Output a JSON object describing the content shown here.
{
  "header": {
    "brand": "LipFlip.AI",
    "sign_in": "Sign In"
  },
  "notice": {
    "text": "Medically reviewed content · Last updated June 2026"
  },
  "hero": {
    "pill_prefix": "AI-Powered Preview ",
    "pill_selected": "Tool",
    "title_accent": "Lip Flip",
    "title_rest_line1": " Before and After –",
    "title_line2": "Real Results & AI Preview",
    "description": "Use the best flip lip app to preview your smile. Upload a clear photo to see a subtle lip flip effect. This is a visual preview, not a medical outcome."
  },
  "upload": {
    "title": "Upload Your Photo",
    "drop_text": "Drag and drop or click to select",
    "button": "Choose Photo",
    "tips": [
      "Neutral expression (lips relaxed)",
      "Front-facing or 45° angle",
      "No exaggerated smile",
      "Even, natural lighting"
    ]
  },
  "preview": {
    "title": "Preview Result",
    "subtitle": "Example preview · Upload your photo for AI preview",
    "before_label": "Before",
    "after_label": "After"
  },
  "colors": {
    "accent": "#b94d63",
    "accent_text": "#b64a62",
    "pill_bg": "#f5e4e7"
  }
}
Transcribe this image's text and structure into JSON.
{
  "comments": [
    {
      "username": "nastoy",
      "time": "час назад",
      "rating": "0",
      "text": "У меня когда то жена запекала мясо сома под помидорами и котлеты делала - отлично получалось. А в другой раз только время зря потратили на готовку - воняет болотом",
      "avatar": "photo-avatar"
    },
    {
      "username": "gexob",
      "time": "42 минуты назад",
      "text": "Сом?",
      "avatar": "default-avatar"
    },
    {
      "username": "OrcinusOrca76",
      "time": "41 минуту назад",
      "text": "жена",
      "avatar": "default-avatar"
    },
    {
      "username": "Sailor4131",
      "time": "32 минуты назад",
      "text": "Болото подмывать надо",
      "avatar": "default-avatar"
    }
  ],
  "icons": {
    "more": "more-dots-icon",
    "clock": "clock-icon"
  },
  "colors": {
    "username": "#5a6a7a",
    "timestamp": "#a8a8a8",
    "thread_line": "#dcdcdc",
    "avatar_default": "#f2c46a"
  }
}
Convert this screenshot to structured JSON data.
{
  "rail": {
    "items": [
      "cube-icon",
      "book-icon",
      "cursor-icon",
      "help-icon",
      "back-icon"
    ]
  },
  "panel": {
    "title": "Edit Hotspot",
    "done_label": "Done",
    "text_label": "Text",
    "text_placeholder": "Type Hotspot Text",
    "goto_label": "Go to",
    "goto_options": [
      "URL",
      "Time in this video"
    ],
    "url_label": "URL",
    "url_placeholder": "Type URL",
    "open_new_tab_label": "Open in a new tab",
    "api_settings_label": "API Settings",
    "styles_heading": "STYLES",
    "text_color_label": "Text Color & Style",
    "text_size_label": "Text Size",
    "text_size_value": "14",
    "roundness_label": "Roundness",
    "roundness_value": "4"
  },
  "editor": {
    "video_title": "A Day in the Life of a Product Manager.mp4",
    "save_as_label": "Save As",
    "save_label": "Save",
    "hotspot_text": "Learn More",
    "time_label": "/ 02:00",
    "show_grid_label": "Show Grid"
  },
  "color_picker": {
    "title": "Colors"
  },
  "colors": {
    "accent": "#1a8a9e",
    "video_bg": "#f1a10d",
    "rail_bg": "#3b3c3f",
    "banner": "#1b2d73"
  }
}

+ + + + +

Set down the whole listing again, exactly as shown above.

- **Task solution**
Output a JSON object describing the content shown here.
{
  "header": {
    "brand": "LipFlip.AI",
    "sign_in": "Sign In"
  },
  "notice": {
    "text": "Medically reviewed content · Last updated June 2026"
  },
  "hero": {
    "pill_prefix": "AI-Powered Preview ",
    "pill_selected": "Tool",
    "title_accent": "Lip Flip",
    "title_rest_line1": " Before and After –",
    "title_line2": "Real Results & AI Preview",
    "description": "Use the best flip lip app to preview your smile. Upload a clear photo to see a subtle lip flip effect. This is a visual preview, not a medical outcome."
  },
  "upload": {
    "title": "Upload Your Photo",
    "drop_text": "Drag and drop or click to select",
    "button": "Choose Photo",
    "tips": [
      "Neutral expression (lips relaxed)",
      "Front-facing or 45° angle",
      "No exaggerated smile",
      "Even, natural lighting"
    ]
  },
  "preview": {
    "title": "Preview Result",
    "subtitle": "Example preview · Upload your photo for AI preview",
    "before_label": "Before",
    "after_label": "After"
  },
  "colors": {
    "accent": "#b94d63",
    "accent_text": "#b64a62",
    "pill_bg": "#f5e4e7"
  }
}
Transcribe this image's text and structure into JSON.
{
  "comments": [
    {
      "username": "nastoy",
      "time": "час назад",
      "rating": "0",
      "text": "У меня когда то жена запекала мясо сома под помидорами и котлеты делала - отлично получалось. А в другой раз только время зря потратили на готовку - воняет болотом",
      "avatar": "photo-avatar"
    },
    {
      "username": "gexob",
      "time": "42 минуты назад",
      "text": "Сом?",
      "avatar": "default-avatar"
    },
    {
      "username": "OrcinusOrca76",
      "time": "41 минуту назад",
      "text": "жена",
      "avatar": "default-avatar"
    },
    {
      "username": "Sailor4131",
      "time": "32 минуты назад",
      "text": "Болото подмывать надо",
      "avatar": "default-avatar"
    }
  ],
  "icons": {
    "more": "more-dots-icon",
    "clock": "clock-icon"
  },
  "colors": {
    "username": "#5a6a7a",
    "timestamp": "#a8a8a8",
    "thread_line": "#dcdcdc",
    "avatar_default": "#f2c46a"
  }
}
Convert this screenshot to structured JSON data.
{
  "rail": {
    "items": [
      "cube-icon",
      "book-icon",
      "cursor-icon",
      "help-icon",
      "back-icon"
    ]
  },
  "panel": {
    "title": "Edit Hotspot",
    "done_label": "Done",
    "text_label": "Text",
    "text_placeholder": "Type Hotspot Text",
    "goto_label": "Go to",
    "goto_options": [
      "URL",
      "Time in this video"
    ],
    "url_label": "URL",
    "url_placeholder": "Type URL",
    "open_new_tab_label": "Open in a new tab",
    "api_settings_label": "API Settings",
    "styles_heading": "STYLES",
    "text_color_label": "Text Color & Style",
    "text_size_label": "Text Size",
    "text_size_value": "14",
    "roundness_label": "Roundness",
    "roundness_value": "4"
  },
  "editor": {
    "video_title": "A Day in the Life of a Product Manager.mp4",
    "save_as_label": "Save As",
    "save_label": "Save",
    "hotspot_text": "Learn More",
    "time_label": "/ 02:00",
    "show_grid_label": "Show Grid"
  },
  "color_picker": {
    "title": "Colors"
  },
  "colors": {
    "accent": "#1a8a9e",
    "video_bg": "#f1a10d",
    "rail_bg": "#3b3c3f",
    "banner": "#1b2d73"
  }
}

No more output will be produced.